Late last year, Vietnam Airlines signed an order for four Boeing 777-200ERs and signed a letter of intent for five Airbus A320-family aircraft. It aims to double its fleet by the end of the decade.

Business has fallen since the US terrorist attacks, but the carrier is insulated somewhat by the fact that it operates primarily within Asia, where business has held up fairly well.

Philippine Airlines

Philippine Airlines (PAL) - the only major South-East Asian carrier not controlled by its government - is having a difficult time following 11 September. Late in 2001, president and chief operating officer Avelino Zapanta said that he was still confident of a profit for the year ending 31 March, which would be PAL's third profit in as many years. Now, however, Zapanta concedes that is unlikely.

In mid-January, PAL scrapped wet-lease arrangements on three Boeing 747-200s and dismissed around 150 recently hired cabin crew.

The carrier has been suffering not only from the general drop in international travel following the terrorist attacks in the USA, but also from fears over travel to the Philippines, partly because of kidnapping incidents involving foreign nationals. "Things are not very good for us," Zapanta says. "We really hope that things will improve."

PAL has been in receivership since mid-1998, but was hoping to be out of it by the end of this year, although that is dependent on it having a third year of profitability.

"I don't think we're going to make that anymore," Zapanta conceded at the end of December. "It all depends on what happens after the holidays. But the last three months have been money-losing operations for us."

Not all of the news looking forward has been bad. As the year 2002 began, some of the region's airlines, as well as industry analysts, reported that holiday traffic was stronger than had been forecast. Some even went so far as to suggest that an up-turn was in the wings. Most, however, continue to warn that the period ahead will remain turbulent and cautioned that not until the second half will conditions genuinely improve.
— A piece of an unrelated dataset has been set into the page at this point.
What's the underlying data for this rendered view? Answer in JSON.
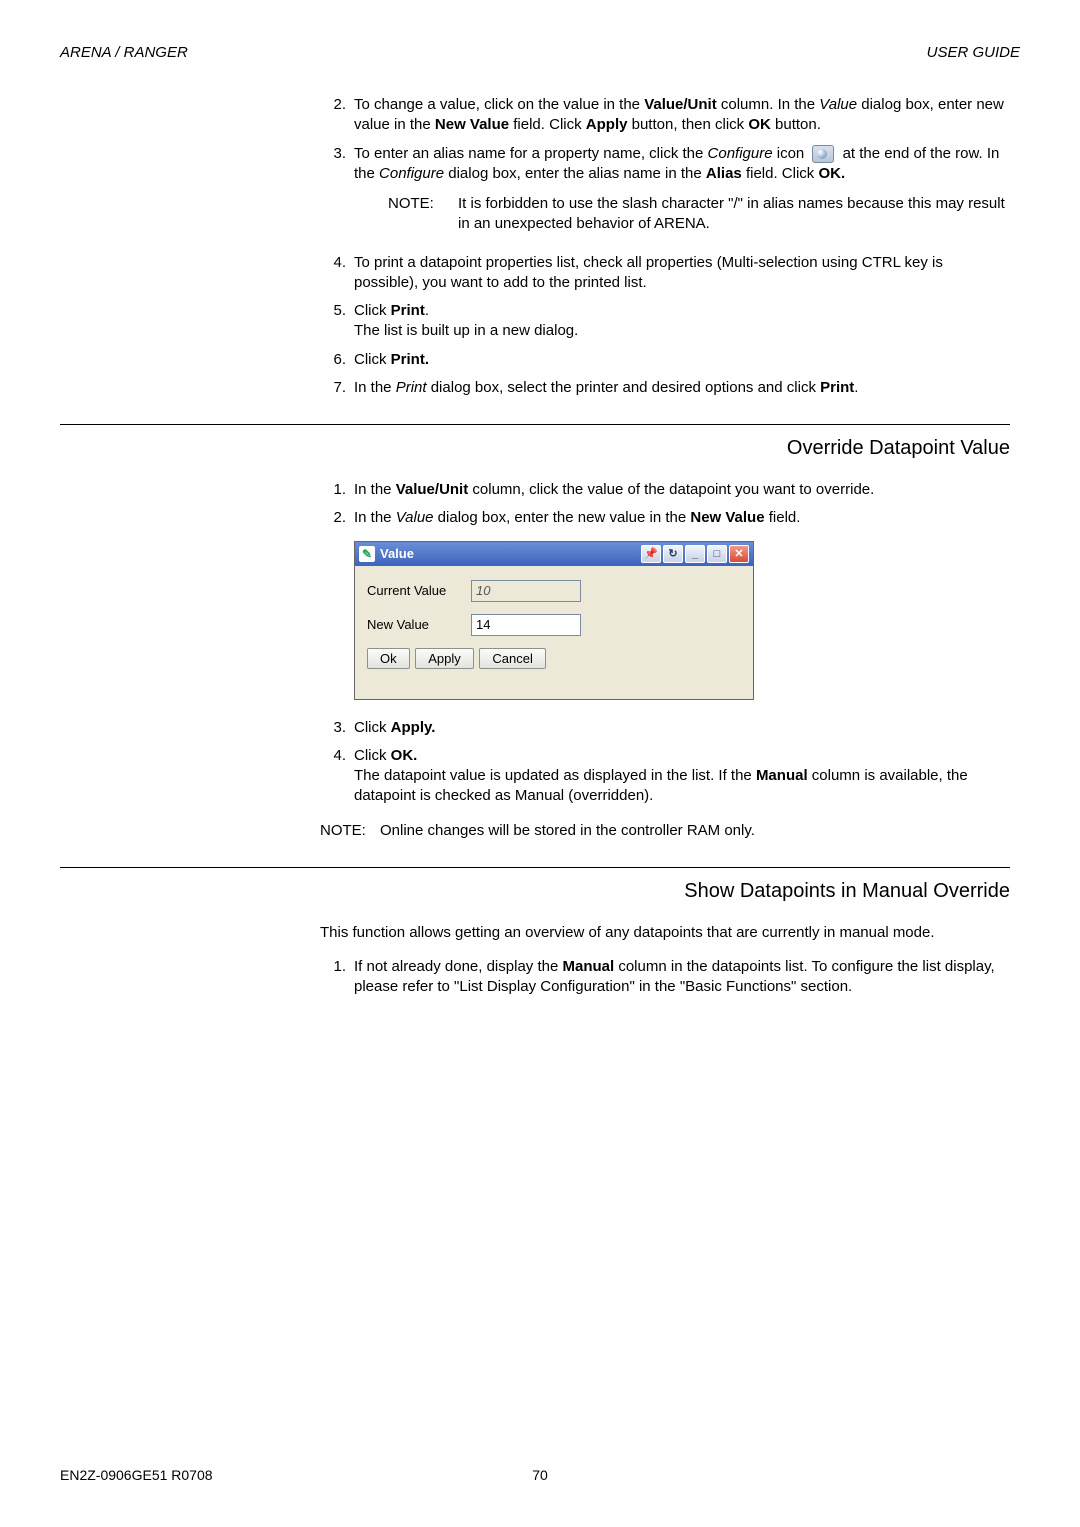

The slight traffic recovery has also come at some cost, as heavy ticket discounting is biting into already depressed yields.

As SIA's deputy chairman and chief executive Cheong Choong Kong said in the carrier's in-house newsletter in January: "Convincing signs of recovery have yet to emerge."

Cheong also summed up his New Year message to staff with a statement that many will be echoing: "May [2002] be a far better year then the one just ended."

Source: Airline Business